Fort Lauderdale police chief fired over minority-first practices in hiring and promotions, report says
Scirotto was sworn-in as police chief in mid-August, and the city had hired a law firm by November to investigate complaints of discrimination before he was fired on Thursday, according to a copy of the law firm's report obtained by CNN.
Scirotto told CNN Saturday the report that triggered his termination from the department was "vague on the facts," and was largely based on hearsay.
The investigation concluded that during his time as police chief, Scirotto implemented an approach to hiring and promotion that was unfairly focused on minority candidates.
The report said Scirotto once pointed to a conference room wall displaying photos of the department's command staff and stated, "that wall is too white," and "I'm gonna change that."
Scirotto told CNN he promoted 15 people from August to November, and of that group, six were ethnic or gender minorities selected for promotions based on their merit.
"None of them were promoted because they were in a protected class," he said. "They were promoted because they were the best candidates."
Scirotto said he has obtained legal counsel and is planning on filing a wrongful termination lawsuit against the city.
"If promoting diversity is the hill I'm going to die on, I will sleep well tonight," he said. "I won't allow them to tarnish my reputation. I won't allow them to tarnish the work that I've done in the 24 years I've been in this profession."
In one example in the report, Scirotto is alleged to have overlooked a White man with 20 years tenure with the department, and instead narrowed the choice between two men of color, and asked, "which one is blacker."

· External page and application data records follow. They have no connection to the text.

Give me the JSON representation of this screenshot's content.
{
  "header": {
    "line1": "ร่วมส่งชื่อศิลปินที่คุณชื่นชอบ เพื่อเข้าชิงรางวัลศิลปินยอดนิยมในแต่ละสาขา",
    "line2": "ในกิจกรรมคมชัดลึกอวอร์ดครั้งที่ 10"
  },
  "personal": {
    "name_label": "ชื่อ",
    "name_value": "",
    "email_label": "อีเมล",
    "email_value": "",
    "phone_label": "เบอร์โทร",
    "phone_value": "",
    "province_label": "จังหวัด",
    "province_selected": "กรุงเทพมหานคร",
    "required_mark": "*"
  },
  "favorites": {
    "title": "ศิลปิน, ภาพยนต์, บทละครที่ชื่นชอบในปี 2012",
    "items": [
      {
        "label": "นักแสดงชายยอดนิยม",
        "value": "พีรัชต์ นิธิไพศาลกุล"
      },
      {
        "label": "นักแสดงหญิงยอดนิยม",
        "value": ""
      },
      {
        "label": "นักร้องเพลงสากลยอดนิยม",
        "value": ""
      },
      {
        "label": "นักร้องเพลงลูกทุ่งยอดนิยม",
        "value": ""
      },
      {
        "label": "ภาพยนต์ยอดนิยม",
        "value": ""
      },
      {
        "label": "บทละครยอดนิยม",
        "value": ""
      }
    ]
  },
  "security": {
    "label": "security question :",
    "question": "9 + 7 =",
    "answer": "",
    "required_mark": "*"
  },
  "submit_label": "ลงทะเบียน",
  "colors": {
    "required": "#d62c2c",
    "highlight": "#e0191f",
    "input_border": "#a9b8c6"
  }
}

When asked about his approach to promotions, Scirotto told investigators he was going to "consider diversity at every opportunity," and he had to be "intentional" in his decision-making process.
Scirotto denied asking which candidate was "blacker" when deciding on the promotion, but admitted to making comments about the wall being "too white," because he felt it was not reflective of the community, according to the report.
"He said the context of the comment is built around 'how do I convince the community that we are an inclusive and diverse organization if this wall is so white?'" the report said.
In total, 21 witnesses, including the chief, gave a consistent narrative to investigators about Scirotto's hiring and promotion practices, the report reads. The investigation also concluded "almost every witness was dissatisfied," with Scirotto's approach to promotions, and "most believed that Chief Scirotto made clear his intention to promote based on race, gender or sexual orientation."
"Some believed it was about time changes were made, but stated if promotions were based on things such as race it would even hurt or undermine the people promoted," the report said.
The city ultimately decided to cut ties with Scirotto, who did not have a contract with the city and will not be receiving a severance, city spokesperson Stephen Gollan told CNN.
"Following a thorough and extensive investigation of employee complaints at the Fort Lauderdale Police Department, City Manager Chris Lagerbloom, has determined that it is in the City's best interest to separate employment with Larry Scirotto," the city said in a statement dated March 3.
The city's police department is now under the leadership of Acting Chief Luis Alvarez, the city said, and the selection process for a new chief is underway.
Speaking to CNN affiliate WFOR, Scirotto said the investigation was "built on hearsay," and lacked testimony, transcript and audio.
Scirotto also provided WFOR with what he said was context for his comments about the wall being "too white."
"The bottom row had several white males and one white female. And we're talking in conversation as it relates to our community and the expectation of a diverse and inclusive organization. And how do I purport we have that when the entire bottom row are white men?" Scirotto told WFOR.